§ TRY IT
Using "JSON" as the search string, find the matching lines below and copy them.

Dataset excerpts:
────────────────────

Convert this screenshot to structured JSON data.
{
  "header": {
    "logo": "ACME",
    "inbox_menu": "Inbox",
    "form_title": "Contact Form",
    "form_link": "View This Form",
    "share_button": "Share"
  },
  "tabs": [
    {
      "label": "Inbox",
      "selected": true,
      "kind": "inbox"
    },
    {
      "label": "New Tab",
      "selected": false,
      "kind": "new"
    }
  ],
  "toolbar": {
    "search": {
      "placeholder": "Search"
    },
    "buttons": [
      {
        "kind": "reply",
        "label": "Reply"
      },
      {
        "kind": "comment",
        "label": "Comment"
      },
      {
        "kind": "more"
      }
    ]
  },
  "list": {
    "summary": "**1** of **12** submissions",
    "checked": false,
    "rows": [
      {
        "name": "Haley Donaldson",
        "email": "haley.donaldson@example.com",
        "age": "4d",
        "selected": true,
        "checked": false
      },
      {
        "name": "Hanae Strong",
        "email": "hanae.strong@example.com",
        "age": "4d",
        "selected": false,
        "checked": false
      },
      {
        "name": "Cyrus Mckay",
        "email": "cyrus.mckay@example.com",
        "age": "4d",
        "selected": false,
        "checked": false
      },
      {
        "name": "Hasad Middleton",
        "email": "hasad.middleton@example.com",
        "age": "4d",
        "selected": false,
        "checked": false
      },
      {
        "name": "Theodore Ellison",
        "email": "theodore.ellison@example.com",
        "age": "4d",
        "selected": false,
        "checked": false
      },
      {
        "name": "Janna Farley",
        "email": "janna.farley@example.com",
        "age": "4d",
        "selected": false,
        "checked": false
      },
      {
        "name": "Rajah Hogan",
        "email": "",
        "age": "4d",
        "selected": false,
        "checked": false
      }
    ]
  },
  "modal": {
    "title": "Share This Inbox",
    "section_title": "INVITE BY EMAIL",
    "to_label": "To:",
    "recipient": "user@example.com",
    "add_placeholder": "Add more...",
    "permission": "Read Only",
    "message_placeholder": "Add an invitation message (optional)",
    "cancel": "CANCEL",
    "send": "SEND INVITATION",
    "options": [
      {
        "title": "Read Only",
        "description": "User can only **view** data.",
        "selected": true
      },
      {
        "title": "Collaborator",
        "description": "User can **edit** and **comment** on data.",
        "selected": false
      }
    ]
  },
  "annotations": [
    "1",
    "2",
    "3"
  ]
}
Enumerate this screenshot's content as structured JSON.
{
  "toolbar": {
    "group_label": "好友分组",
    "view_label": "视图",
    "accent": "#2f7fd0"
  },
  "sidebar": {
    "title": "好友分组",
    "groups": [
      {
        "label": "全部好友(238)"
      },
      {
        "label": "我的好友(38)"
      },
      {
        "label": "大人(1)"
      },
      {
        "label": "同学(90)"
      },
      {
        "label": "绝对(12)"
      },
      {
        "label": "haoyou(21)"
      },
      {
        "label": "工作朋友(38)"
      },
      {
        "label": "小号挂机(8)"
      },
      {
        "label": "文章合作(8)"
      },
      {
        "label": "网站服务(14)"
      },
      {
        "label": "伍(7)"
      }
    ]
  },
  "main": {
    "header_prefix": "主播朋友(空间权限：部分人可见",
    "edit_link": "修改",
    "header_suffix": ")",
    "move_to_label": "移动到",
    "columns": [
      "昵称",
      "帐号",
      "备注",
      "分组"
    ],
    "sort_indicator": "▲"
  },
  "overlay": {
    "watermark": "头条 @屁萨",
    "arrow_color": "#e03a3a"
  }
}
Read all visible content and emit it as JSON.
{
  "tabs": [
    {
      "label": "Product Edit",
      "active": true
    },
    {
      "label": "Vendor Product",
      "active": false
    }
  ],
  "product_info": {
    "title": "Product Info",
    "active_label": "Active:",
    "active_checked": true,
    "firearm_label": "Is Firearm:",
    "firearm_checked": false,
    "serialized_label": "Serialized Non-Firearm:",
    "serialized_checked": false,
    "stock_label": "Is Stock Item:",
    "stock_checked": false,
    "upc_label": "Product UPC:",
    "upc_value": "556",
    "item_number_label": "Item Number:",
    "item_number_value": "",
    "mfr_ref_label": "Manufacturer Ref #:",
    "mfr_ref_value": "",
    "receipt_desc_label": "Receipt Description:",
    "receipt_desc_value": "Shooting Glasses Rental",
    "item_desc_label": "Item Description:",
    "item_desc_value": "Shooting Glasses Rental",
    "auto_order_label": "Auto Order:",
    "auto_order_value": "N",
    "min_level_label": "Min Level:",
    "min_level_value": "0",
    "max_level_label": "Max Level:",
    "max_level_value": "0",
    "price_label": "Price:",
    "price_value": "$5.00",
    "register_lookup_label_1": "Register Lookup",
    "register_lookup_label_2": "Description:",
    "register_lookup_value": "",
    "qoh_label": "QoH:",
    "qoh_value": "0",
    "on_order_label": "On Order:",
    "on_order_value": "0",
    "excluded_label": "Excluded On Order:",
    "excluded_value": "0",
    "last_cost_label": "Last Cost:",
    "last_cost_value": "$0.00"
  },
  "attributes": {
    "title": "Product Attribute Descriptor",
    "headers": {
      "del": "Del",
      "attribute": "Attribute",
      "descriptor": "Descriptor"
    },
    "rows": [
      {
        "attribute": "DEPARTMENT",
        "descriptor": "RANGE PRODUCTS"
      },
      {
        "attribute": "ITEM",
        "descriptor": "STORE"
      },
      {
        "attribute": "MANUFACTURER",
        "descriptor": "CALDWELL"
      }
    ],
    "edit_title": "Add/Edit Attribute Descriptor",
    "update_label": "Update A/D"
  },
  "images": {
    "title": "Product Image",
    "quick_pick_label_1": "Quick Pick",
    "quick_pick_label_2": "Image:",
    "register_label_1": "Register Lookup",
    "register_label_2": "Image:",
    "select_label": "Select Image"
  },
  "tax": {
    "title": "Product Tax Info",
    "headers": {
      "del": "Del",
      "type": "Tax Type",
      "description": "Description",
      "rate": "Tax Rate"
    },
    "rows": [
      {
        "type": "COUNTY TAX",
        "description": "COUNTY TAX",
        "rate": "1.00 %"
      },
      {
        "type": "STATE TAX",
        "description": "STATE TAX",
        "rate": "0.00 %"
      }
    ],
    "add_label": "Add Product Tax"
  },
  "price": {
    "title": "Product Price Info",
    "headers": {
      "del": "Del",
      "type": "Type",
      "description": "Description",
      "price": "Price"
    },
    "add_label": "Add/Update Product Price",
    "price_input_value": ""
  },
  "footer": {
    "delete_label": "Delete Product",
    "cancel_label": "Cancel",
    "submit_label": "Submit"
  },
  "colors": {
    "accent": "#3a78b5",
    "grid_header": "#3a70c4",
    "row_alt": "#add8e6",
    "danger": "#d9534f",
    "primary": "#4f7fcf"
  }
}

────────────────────

§ TASK OUTPUT
Convert this screenshot to structured JSON data.
Enumerate this screenshot's content as structured JSON.
Read all visible content and emit it as JSON.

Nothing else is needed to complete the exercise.